- What is needed: Pull out every line below that holds the word "marker".

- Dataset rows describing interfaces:

• • • • • • •

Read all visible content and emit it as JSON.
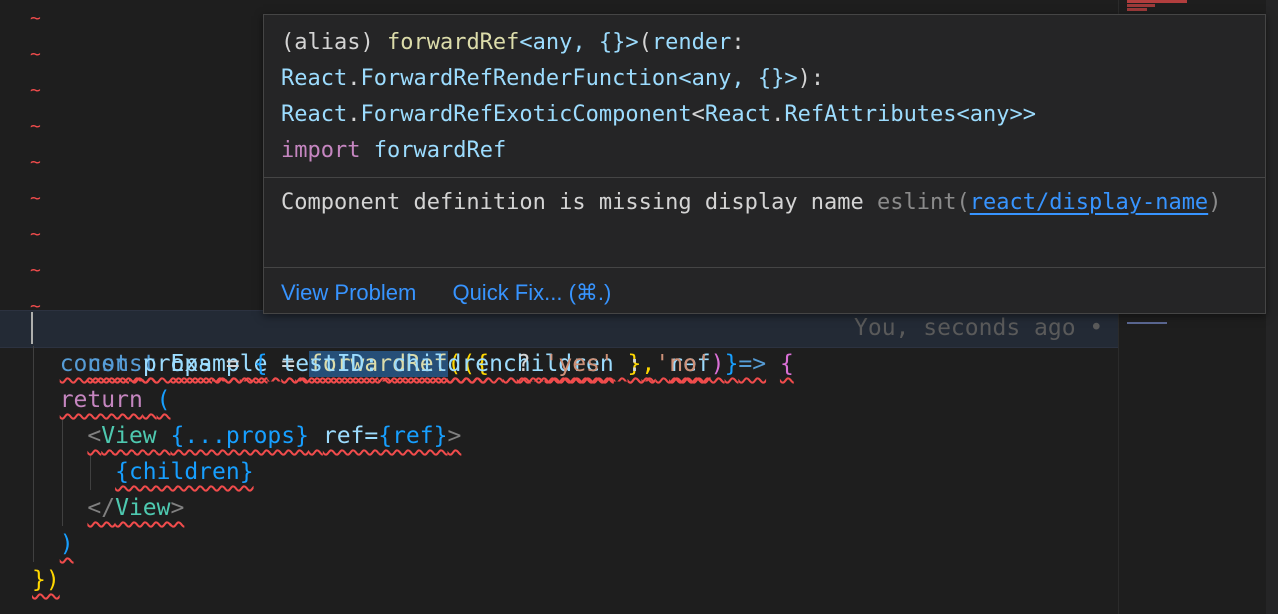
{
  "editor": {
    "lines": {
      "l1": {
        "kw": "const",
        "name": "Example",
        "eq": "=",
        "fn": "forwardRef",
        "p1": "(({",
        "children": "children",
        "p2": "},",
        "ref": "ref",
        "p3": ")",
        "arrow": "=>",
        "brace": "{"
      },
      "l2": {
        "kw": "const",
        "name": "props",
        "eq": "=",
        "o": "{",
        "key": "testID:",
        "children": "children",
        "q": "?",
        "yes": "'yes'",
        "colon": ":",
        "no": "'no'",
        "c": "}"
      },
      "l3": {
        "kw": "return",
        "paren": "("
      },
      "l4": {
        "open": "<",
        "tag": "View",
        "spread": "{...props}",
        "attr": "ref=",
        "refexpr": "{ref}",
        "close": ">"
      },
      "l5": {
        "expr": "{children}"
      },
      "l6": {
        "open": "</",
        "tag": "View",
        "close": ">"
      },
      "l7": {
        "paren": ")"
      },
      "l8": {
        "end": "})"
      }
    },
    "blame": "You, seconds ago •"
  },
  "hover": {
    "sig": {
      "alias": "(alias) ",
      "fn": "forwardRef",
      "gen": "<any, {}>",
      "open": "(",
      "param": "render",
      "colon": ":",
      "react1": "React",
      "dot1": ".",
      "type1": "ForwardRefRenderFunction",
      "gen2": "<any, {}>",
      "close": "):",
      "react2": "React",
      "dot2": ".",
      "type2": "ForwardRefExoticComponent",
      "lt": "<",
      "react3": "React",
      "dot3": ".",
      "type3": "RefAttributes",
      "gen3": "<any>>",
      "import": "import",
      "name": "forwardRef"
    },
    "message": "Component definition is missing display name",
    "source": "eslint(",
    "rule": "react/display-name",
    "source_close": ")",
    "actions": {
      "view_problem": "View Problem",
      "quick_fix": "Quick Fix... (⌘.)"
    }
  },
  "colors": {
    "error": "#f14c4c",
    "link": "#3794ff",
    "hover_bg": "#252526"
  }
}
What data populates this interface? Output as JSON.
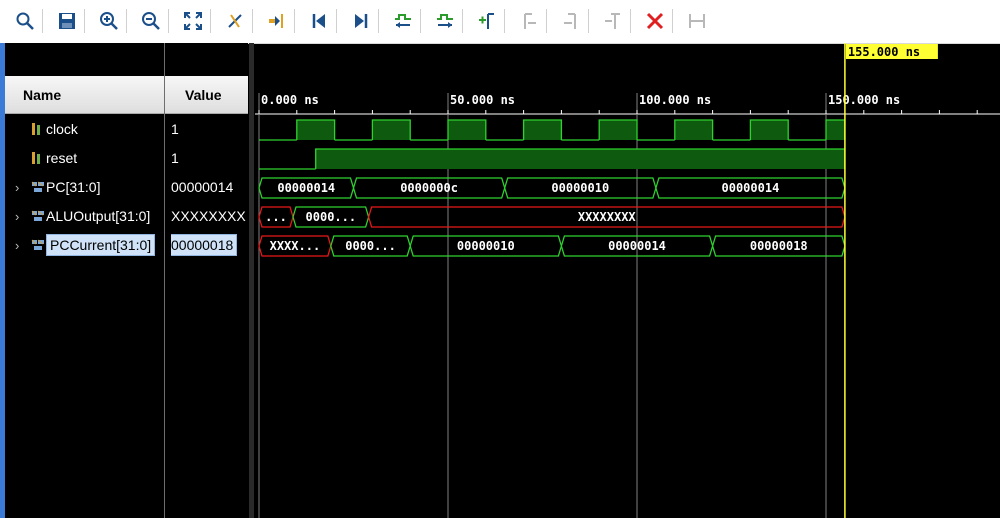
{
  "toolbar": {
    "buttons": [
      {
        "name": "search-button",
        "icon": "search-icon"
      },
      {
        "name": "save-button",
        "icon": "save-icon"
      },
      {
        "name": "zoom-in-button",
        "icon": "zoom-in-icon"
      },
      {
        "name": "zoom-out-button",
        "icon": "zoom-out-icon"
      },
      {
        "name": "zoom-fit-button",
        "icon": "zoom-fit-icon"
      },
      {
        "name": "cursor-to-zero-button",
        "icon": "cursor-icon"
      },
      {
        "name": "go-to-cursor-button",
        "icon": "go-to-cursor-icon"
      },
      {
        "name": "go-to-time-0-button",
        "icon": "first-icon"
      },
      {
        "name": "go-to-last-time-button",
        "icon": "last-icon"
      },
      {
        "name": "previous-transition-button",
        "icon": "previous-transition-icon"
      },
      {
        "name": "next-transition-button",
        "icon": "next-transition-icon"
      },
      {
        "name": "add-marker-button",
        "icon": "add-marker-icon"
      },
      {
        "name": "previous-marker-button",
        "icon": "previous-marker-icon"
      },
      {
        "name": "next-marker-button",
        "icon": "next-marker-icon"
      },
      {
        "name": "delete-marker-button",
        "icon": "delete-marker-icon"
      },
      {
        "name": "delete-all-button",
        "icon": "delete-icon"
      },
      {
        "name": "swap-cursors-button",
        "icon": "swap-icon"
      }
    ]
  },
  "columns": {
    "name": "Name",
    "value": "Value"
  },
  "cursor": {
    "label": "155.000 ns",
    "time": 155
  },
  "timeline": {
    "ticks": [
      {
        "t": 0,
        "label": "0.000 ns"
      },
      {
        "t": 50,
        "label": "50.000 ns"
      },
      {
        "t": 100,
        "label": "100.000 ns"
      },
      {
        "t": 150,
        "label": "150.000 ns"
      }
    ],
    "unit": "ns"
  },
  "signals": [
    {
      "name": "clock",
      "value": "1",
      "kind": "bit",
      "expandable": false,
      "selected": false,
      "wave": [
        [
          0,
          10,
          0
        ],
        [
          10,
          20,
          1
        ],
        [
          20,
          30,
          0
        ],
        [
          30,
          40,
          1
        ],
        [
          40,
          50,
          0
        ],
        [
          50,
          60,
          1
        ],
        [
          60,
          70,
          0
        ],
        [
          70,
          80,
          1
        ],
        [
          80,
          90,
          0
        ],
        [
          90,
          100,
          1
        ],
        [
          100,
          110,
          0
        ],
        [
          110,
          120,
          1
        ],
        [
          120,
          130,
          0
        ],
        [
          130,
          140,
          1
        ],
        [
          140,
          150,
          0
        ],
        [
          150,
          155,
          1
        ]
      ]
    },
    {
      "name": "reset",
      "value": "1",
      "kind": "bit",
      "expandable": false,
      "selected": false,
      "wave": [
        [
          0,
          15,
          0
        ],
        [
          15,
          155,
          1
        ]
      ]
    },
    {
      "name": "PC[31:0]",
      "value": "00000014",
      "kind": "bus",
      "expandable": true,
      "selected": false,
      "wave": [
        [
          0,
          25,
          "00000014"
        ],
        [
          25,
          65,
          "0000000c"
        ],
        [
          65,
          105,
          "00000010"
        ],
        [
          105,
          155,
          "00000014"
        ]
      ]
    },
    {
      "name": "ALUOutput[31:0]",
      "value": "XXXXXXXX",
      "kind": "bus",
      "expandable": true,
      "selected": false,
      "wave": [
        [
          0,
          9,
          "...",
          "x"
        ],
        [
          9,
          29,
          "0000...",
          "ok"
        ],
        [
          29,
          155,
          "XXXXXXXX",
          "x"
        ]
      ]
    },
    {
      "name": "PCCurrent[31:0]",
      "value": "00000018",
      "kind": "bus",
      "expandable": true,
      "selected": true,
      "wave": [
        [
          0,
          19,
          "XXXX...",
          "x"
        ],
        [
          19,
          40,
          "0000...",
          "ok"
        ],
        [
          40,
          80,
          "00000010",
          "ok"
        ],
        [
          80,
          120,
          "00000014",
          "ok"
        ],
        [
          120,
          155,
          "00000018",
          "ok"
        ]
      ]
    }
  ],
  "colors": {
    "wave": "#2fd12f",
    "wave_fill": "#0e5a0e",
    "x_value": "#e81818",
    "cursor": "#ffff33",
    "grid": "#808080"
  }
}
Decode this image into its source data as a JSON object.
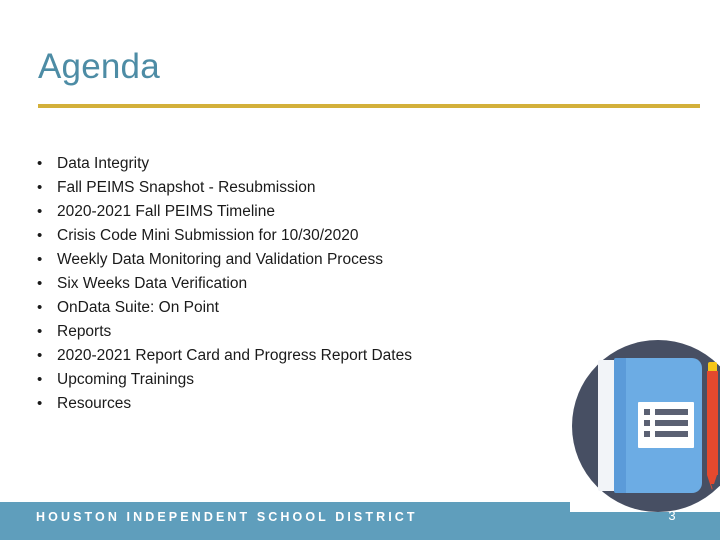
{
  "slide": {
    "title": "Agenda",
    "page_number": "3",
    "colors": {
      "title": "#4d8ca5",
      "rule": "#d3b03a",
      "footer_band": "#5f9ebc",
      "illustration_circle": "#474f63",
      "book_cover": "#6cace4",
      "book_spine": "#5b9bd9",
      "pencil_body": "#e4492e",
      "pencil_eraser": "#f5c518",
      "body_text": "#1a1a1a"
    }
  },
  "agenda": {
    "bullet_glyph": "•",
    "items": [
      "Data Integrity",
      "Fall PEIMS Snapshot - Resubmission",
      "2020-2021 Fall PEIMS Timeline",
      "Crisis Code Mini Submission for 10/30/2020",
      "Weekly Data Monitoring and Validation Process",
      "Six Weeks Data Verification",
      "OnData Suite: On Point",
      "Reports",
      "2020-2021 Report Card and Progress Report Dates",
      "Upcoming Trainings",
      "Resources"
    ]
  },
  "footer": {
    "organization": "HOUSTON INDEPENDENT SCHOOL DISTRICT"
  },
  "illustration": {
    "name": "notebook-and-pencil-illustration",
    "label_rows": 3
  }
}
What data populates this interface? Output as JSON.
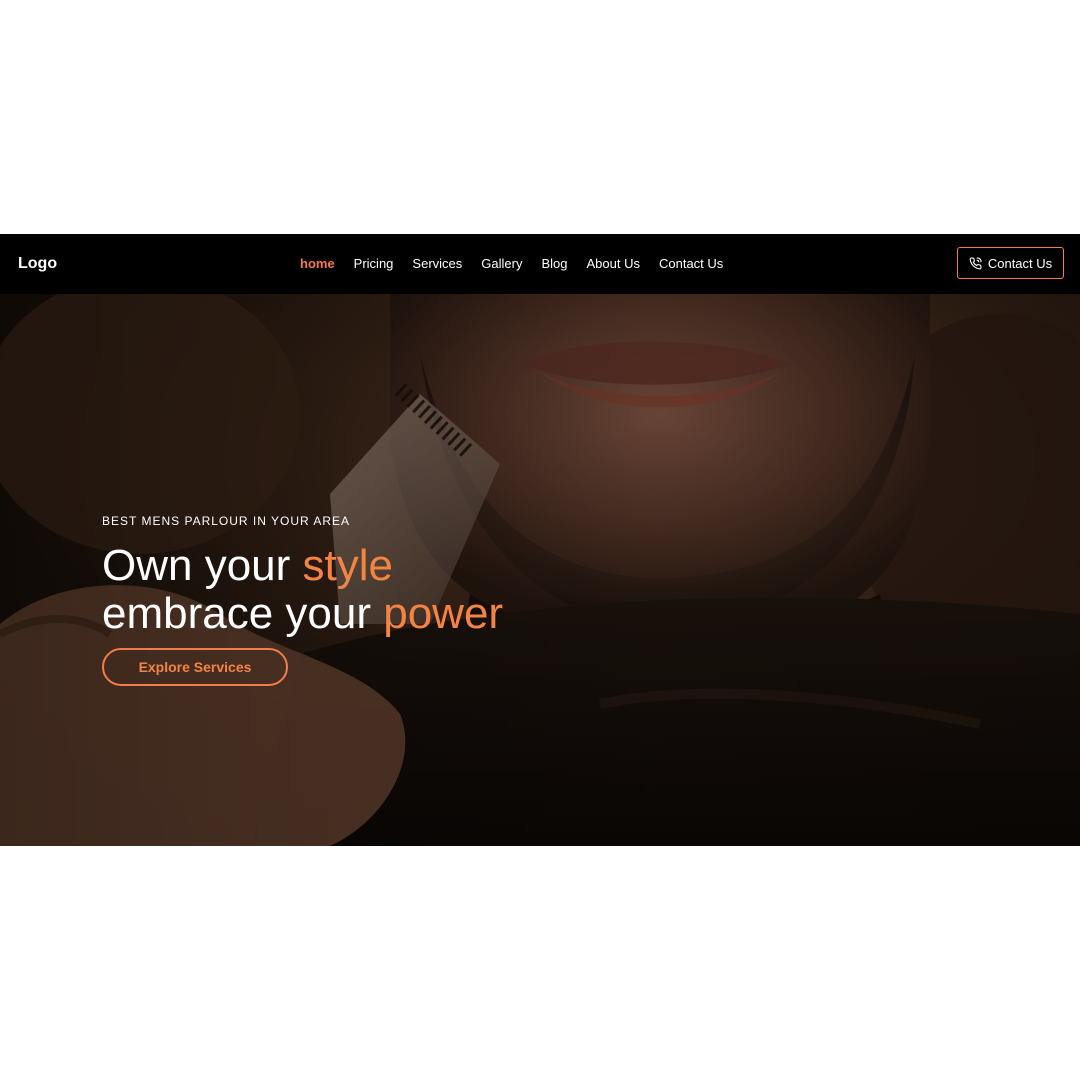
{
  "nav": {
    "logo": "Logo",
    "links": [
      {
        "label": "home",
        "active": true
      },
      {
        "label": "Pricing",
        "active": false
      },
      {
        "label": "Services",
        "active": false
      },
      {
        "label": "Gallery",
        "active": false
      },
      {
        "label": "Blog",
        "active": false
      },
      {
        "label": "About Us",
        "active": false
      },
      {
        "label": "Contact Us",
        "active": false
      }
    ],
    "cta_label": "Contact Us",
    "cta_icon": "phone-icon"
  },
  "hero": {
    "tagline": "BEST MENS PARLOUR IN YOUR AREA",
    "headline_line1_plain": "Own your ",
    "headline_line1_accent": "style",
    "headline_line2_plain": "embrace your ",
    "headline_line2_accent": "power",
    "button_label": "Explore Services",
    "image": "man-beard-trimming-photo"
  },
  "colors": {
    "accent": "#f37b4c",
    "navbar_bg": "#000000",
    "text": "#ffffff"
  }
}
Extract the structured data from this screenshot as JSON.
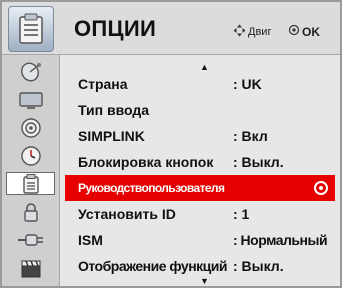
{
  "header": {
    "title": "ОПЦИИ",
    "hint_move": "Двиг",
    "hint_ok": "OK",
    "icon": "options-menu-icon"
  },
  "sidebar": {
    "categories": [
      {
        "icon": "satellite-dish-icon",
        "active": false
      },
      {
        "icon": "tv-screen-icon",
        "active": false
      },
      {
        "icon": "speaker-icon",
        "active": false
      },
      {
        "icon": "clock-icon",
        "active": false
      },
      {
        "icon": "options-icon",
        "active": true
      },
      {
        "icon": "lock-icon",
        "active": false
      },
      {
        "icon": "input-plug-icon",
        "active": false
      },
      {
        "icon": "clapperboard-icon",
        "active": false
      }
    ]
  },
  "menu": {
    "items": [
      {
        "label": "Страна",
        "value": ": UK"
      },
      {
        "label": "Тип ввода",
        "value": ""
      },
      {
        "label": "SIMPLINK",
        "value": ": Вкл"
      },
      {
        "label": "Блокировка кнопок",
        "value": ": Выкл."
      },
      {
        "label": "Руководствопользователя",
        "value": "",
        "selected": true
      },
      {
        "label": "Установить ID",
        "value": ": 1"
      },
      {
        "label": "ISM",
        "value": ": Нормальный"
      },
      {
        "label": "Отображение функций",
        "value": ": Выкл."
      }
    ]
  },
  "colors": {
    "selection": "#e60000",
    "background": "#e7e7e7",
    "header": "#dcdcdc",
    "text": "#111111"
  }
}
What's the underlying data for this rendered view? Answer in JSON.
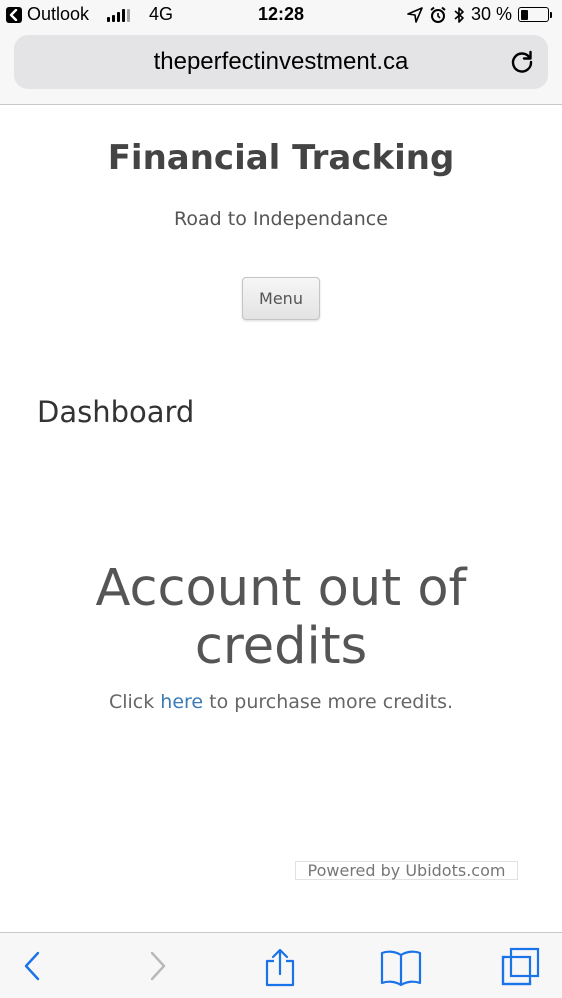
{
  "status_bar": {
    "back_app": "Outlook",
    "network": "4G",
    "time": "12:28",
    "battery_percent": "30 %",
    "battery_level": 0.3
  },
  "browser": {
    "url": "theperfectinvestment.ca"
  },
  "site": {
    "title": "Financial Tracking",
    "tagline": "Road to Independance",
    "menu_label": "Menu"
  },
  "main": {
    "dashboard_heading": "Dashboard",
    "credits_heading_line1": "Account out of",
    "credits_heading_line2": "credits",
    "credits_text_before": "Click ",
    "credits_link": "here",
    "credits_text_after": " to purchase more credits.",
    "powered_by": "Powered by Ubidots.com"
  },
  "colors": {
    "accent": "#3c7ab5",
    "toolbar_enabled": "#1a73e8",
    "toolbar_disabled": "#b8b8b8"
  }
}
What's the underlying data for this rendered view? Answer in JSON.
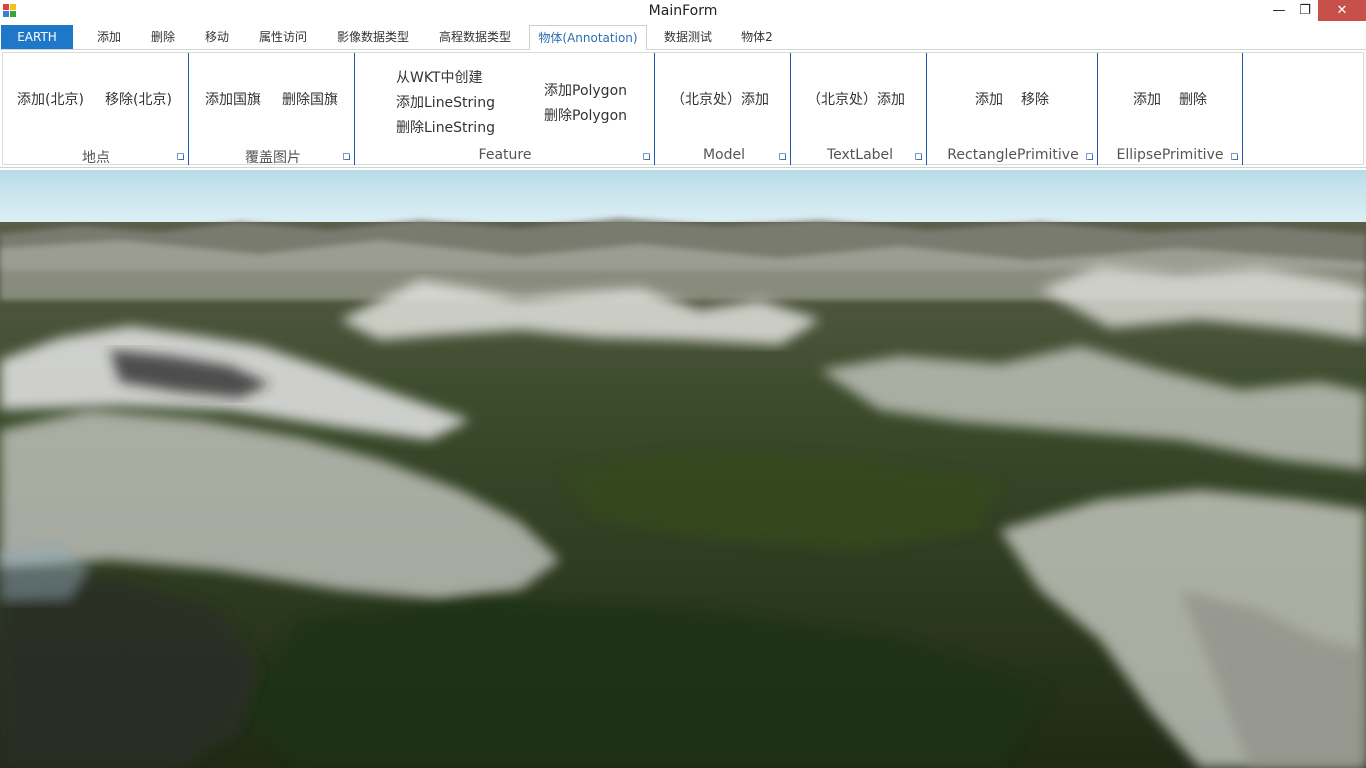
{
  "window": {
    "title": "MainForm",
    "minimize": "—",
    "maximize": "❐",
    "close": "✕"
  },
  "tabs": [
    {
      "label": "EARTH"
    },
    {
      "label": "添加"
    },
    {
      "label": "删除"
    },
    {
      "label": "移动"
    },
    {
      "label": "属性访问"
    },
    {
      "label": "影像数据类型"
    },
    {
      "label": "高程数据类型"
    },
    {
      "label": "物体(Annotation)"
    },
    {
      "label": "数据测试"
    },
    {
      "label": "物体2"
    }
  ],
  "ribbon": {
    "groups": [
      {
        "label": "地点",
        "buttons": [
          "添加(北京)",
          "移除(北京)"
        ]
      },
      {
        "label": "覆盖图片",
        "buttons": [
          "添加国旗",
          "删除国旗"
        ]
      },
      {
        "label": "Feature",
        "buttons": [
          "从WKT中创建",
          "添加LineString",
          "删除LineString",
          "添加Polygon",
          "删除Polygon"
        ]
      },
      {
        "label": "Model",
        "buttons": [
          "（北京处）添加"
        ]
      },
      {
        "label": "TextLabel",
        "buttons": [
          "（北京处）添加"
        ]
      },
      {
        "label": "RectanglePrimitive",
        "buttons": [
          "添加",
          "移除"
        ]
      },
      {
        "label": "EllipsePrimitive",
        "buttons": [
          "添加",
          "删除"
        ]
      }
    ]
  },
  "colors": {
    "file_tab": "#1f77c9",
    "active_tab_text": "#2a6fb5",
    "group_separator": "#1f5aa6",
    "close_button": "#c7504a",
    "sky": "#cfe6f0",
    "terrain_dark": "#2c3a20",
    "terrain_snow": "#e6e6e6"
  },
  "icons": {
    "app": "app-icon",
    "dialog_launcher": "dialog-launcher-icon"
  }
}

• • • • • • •

- Output of the exercise:
        "name": "add-marker-button",
        "icon": "add-marker-icon"
        "name": "previous-marker-button",
        "icon": "previous-marker-icon"
        "name": "next-marker-button",
        "icon": "next-marker-icon"
        "name": "delete-marker-button",
        "icon": "delete-marker-icon"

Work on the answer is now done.